We were placed with siblings (then 5&3) in January. Had they not had school & nursery I think I would have severely struggled. They demand CONSTANT attention and I have to be firm and consistent even if it's a complete hassle and I know it would be so much easier to let it go.

I don't feel my friends really understand how different it is when you adopt. Even my mum who spent a lot of time with us all, said she felt I was too strict at times- this was until we went out on our first night out since they were placed two weeks ago. She understands now after being completely run ragged grin

My DH works from home and his help is invaluable when we have tantrums with one, he can carry on with the tea or do the reading or distract the other. I don't know if it would be as good having two without me knowing he's there upstairs should I need him.

Fredmitten Wed 17-Jun-15 19:20:58

Hello All, really solid and helpful advice here which I appreciate.

I don't think there are any romantic notions in our house, but it's good to have the challenge.

We're going to get a second opinion, not because we expect a different response, but because we need to know we have tried.

I need to get a handle on parenting an (probable) only and how we would make that work - and stop crying quite so much!

I think we'll need to take some time, how much I don't know yet.

I'm not sure our LA responds well if you say no to a profile if in age range and everything else fits - they are very much of the mind that they get the matching right - and would be marked if we said 0-4 and rejected and profiles of over 2.5 year olds.

Thanks again!

iwishkidslikedtomatoes Thu 18-Jun-15 08:39:17

Re the ages: I think you need to have a frank conversation with them. It's one thing to say widen your age range to CONSIDER more children but no agency should push you into any adoption.
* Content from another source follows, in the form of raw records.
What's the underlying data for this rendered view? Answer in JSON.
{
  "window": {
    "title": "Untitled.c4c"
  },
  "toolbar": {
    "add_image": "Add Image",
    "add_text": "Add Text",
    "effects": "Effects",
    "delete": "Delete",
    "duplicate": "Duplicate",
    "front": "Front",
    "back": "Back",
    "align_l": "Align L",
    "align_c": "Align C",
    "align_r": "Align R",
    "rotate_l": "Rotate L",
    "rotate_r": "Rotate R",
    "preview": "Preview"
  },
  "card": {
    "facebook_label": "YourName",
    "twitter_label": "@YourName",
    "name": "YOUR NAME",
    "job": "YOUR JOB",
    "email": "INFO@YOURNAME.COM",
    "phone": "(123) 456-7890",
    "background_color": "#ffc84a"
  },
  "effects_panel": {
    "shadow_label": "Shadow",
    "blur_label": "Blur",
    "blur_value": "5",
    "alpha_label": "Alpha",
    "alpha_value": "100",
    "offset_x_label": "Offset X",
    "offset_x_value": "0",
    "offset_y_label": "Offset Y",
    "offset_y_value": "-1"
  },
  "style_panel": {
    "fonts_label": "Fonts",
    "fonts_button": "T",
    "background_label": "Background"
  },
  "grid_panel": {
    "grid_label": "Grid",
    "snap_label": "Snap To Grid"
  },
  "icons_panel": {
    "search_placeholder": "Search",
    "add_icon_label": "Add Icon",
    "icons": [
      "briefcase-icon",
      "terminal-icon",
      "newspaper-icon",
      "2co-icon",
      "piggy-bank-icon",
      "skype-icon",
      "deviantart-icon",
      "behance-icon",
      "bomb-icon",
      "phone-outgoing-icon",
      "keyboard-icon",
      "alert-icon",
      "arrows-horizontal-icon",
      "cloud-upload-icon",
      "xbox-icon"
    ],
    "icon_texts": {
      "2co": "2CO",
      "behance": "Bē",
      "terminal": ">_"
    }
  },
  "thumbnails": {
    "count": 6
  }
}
Forget marks against you for saying no for any reason, if they think they have a perfect match for you and you don't agree, don't be afraid to speak up. They will not want a disruption as much as you don't. We turned down an initial suggestion with the reason 'we just feel no connection with what you're telling us about them' and that was it, no further mention. If you go forward with a match thinking this is not what you want, it won't work and they would be idiots to encourage you to do that IMHO. It could be that they are just trying to get you to widen your age range because they know there are fewer children waiting right now and don't want to rule anything out for you, which is fine, but you need to have the conversation about if that's it now......well, not now, now you need time out to breathe and deal with the present situation but before you eventually do panel. Worry about this one later. smile Hope you're feeling even 0.001% better today and hope you get a thoroughly considered second opinion quickly.

Slippersmum Sat 20-Jun-15 09:48:28

It is so important to keep siblings together and my perspective would be for LAs to put in the support required for this to happen more. Children often have a stronger attachment to siblings than their birth parents. No one is denying it's incredibly challenging to adopt more than one child at a time which is why the focus should be on support for those people who are keen to keep siblings together. The numbers of siblings separated is shocking. BAAF have done a lot of work and research on this topic which makes very interesting reading.

GirlsWhoWearGlasses Sat 20-Jun-15 10:27:39

I'm not sure I agree Slippers . The pendulum seems to swing back and fore with the thinking on this and there are often very good reasons for adopting siblings separately. I'm not convinced that adopting siblings together should be the default, it really needs to be case by case.

Join the discussion

Join the discussion

Registering is free, easy, and means you can join in the discussion, get discounts, win prizes and lots more.

Register now